Last month, I decided to see what happens when one buys Twitter followers. The task turned out to be simpler than buying a book online.
One online transaction, and boom, my three-day-old account posting bland missives on interior design had 1,015 followers. But, like love, money can’t buy you living, breathing followers. What I had were bots that inflated my follower count without caring for my opinion. Like air in a bag of potato chips, they made my following look full. But one little shake, and the rattle told the whole story.
To start, here’s what I did — I created an email address and Twitter account. Wanting something safe and apolitical, I went for an account on home décor tips. The profile picture for @TheHome_Project was of a friend’s room, and the cover photo was a picture I clicked at a café. Next, a Google search with permutations of “buy Twitter followers in India”. I was spoilt for choice.
Celebrities, politicians among clients seeking fake followers

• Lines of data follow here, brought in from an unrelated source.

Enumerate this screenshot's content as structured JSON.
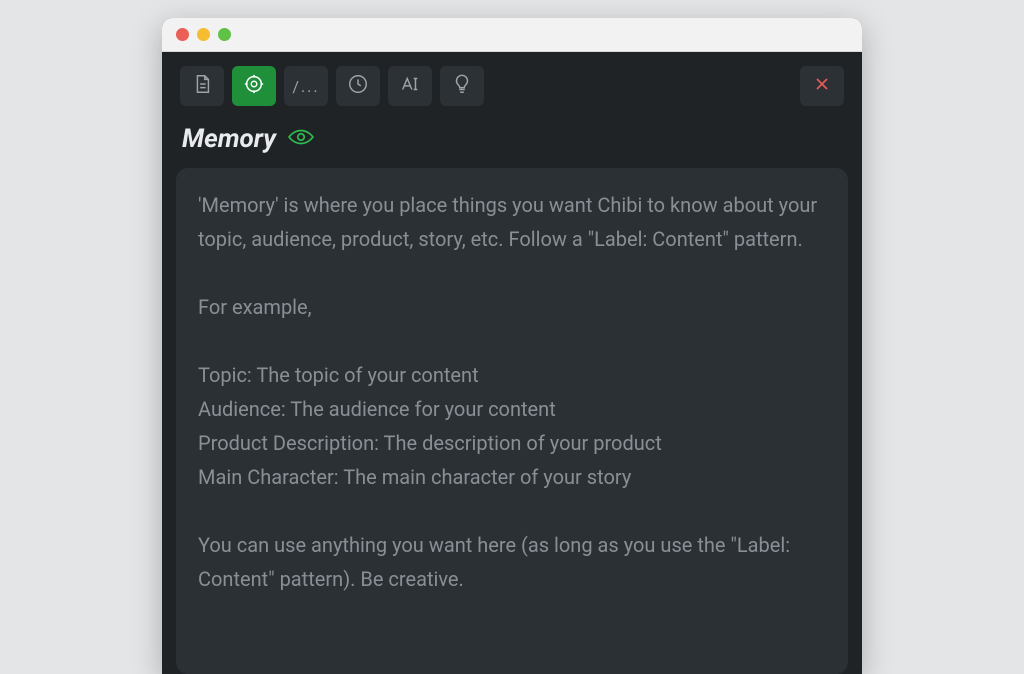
{
  "toolbar": {
    "tabs": [
      {
        "name": "document-tab",
        "icon": "document-icon",
        "active": false
      },
      {
        "name": "memory-tab",
        "icon": "target-icon",
        "active": true
      },
      {
        "name": "path-tab",
        "icon": "slash-dots-icon",
        "active": false
      },
      {
        "name": "history-tab",
        "icon": "clock-icon",
        "active": false
      },
      {
        "name": "typography-tab",
        "icon": "text-icon",
        "active": false
      },
      {
        "name": "lightbulb-tab",
        "icon": "lightbulb-icon",
        "active": false
      }
    ],
    "slash_label": "/..."
  },
  "section": {
    "title": "Memory",
    "visibility_on": true
  },
  "content": {
    "text": "'Memory' is where you place things you want Chibi to know about your topic, audience, product, story, etc. Follow a \"Label: Content\" pattern.\n\nFor example,\n\nTopic: The topic of your content\nAudience: The audience for your content\nProduct Description: The description of your product\nMain Character: The main character of your story\n\nYou can use anything you want here (as long as you use the \"Label: Content\" pattern). Be creative."
  }
}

One agency stood out for its no-nonsense approach. It offered Twitter and LinkedIn followers, Facebook likes, search engine optimisation (SEO), Wikipedia article editing, social media marketing and more for an upfront fee. I am withholding the name of the agency as its head requested anonymity.

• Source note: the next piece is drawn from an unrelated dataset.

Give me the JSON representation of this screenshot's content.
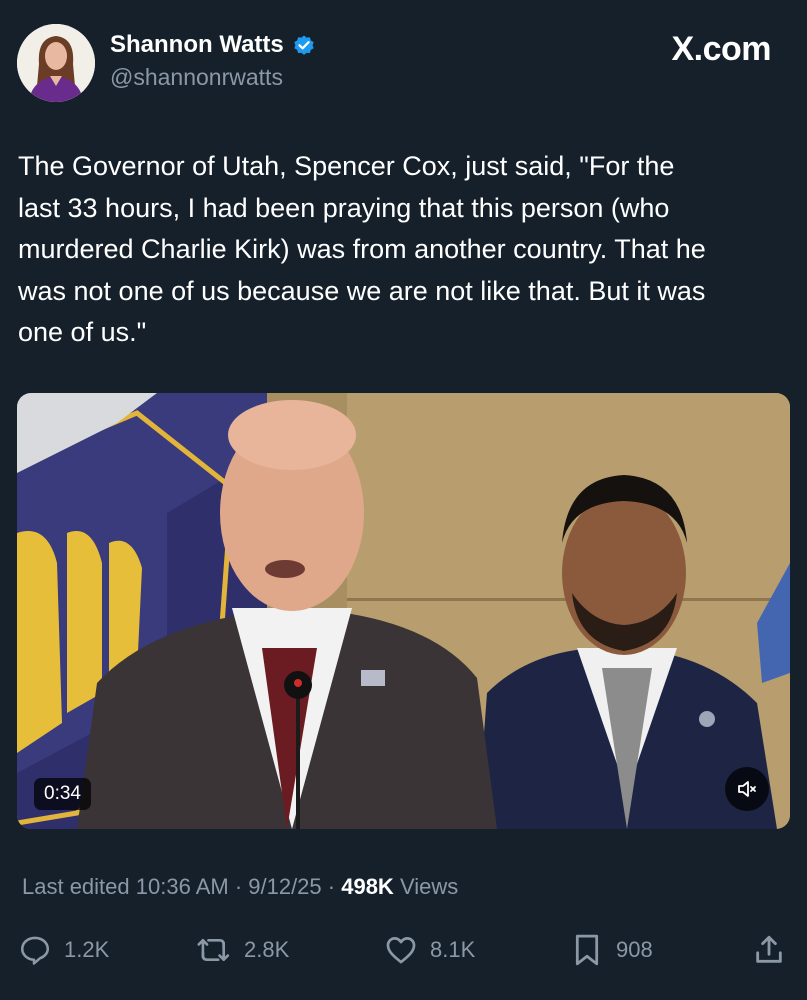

I signed up for a package of 1,000 followers on the website. There was no check for my email address and Twitter account linkage. I could have easily gifted new Indian Twitter followers to Taylor Swift, if it struck my fancy.
The charge on my card was for Rs 455, but the bill generated was in US dollars. By now, I had begun posting links to random articles on interior design. After a day in which I requested three reluctant friends to follow the account, my followers swelled to 1,015 (the other 12 accounts were presumably genuine followers).

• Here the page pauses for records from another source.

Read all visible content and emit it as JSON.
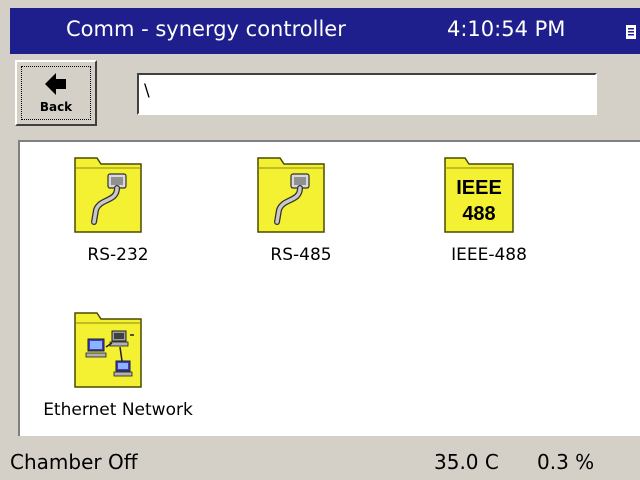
{
  "titlebar": {
    "title": "Comm - synergy controller",
    "clock": "4:10:54 PM",
    "status_icon": "document-icon"
  },
  "toolbar": {
    "back_label": "Back",
    "back_icon": "left-arrow-icon",
    "path_value": "\\"
  },
  "items": [
    {
      "label": "RS-232",
      "icon": "serial-cable-folder-icon"
    },
    {
      "label": "RS-485",
      "icon": "serial-cable-folder-icon"
    },
    {
      "label": "IEEE-488",
      "icon": "ieee-488-folder-icon",
      "icon_text_1": "IEEE",
      "icon_text_2": "488"
    },
    {
      "label": "Ethernet Network",
      "icon": "network-computers-folder-icon"
    }
  ],
  "status": {
    "left": "Chamber Off",
    "temperature": "35.0 C",
    "humidity": "0.3 %"
  },
  "colors": {
    "titlebar_bg": "#1e1e8c",
    "folder_yellow": "#f4f032",
    "chrome_gray": "#d4d0c8"
  }
}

There was a peculiar pattern to these followers. Most had their display names in the Devanagari script. Their handles were a random string of alphanumeric characters forming no intelligible words. Hardly any had posted tweets. Even more curiously, many followed the same three middle-rung politicians of the AAP, BJP and Congress, a mix of Punjabi pop artistes, government institutions, and assorted celebrities.
The bought bot attention was short lived. My followers began to drop. On February 8, I had over 1,000. By February 15, I wrote a hurt email to the agency: the count had dropped to 742. I was assured of a “refill”. By February 19, it was 528. “Ongoing twitter update causing drop…we will refill in few days,” came the reply to a second email.
I then signed up on a service calledto see where my lost followers had gone. It put together a list of the handles that had left me in the digital lurch (just 300 followers now). Many of the handles were “restricted” for “unusual activity.”
The “update” referred to Twitter’s newfound enthusiasm for cracking down on fake accounts. “The use of any form of automation to post identical… content or perform actions such as Likes or Retweets across many accounts… is not permitted,” Twitter said on February 21after it made changes to its API or code. Fake accounts made headlines last year after US intelligence agencies discovered Russian-controlled social media accounts had tried to influence the 2016 elections in the country. Twitter admitted to finding 50,000 such accounts following an internal investigation.
Last year in South Africa, a social media campaign using fake Twitter accounts trended hashtags like #RespectGuptas to whip up support for a powerful business family accused of corruption and manipulating government policies. The campaign was orchestrated by a PR firm employed by the family, and reportedly ended up fomenting racial tensions.
I now wrote to the agency formally, asking to speak with a representative for this story. The head was the person who had been responding to my customer care emails. My followers were bots, he told me, and had I called him before placing my order, he would have advised me against it. “The follower count drops and people complain,” he says.
Is Twitter’s crackdown going to be bad for business? Not really, he says. “Bots are popular because they’re cheap. They have been in demand for the last two years,” Arshad (name changed), who has been running his agency from a UP satellite town for three years, told me. SEO is among his most popular products, and his clients include celebrities, models, politicians and others “looking for fame”. There are some unlikely contenders too: “Doctors from Delhi and Dubai have bought packages to appear higher in ranking for medical tourists.”
It takes a bit of offline work too. Having a client appear on webpages categorised as news by Google helps. Ever the businessman, he says, “Could you name my company in another article? That way, it will come in the news list and the SEO ranking will improve.”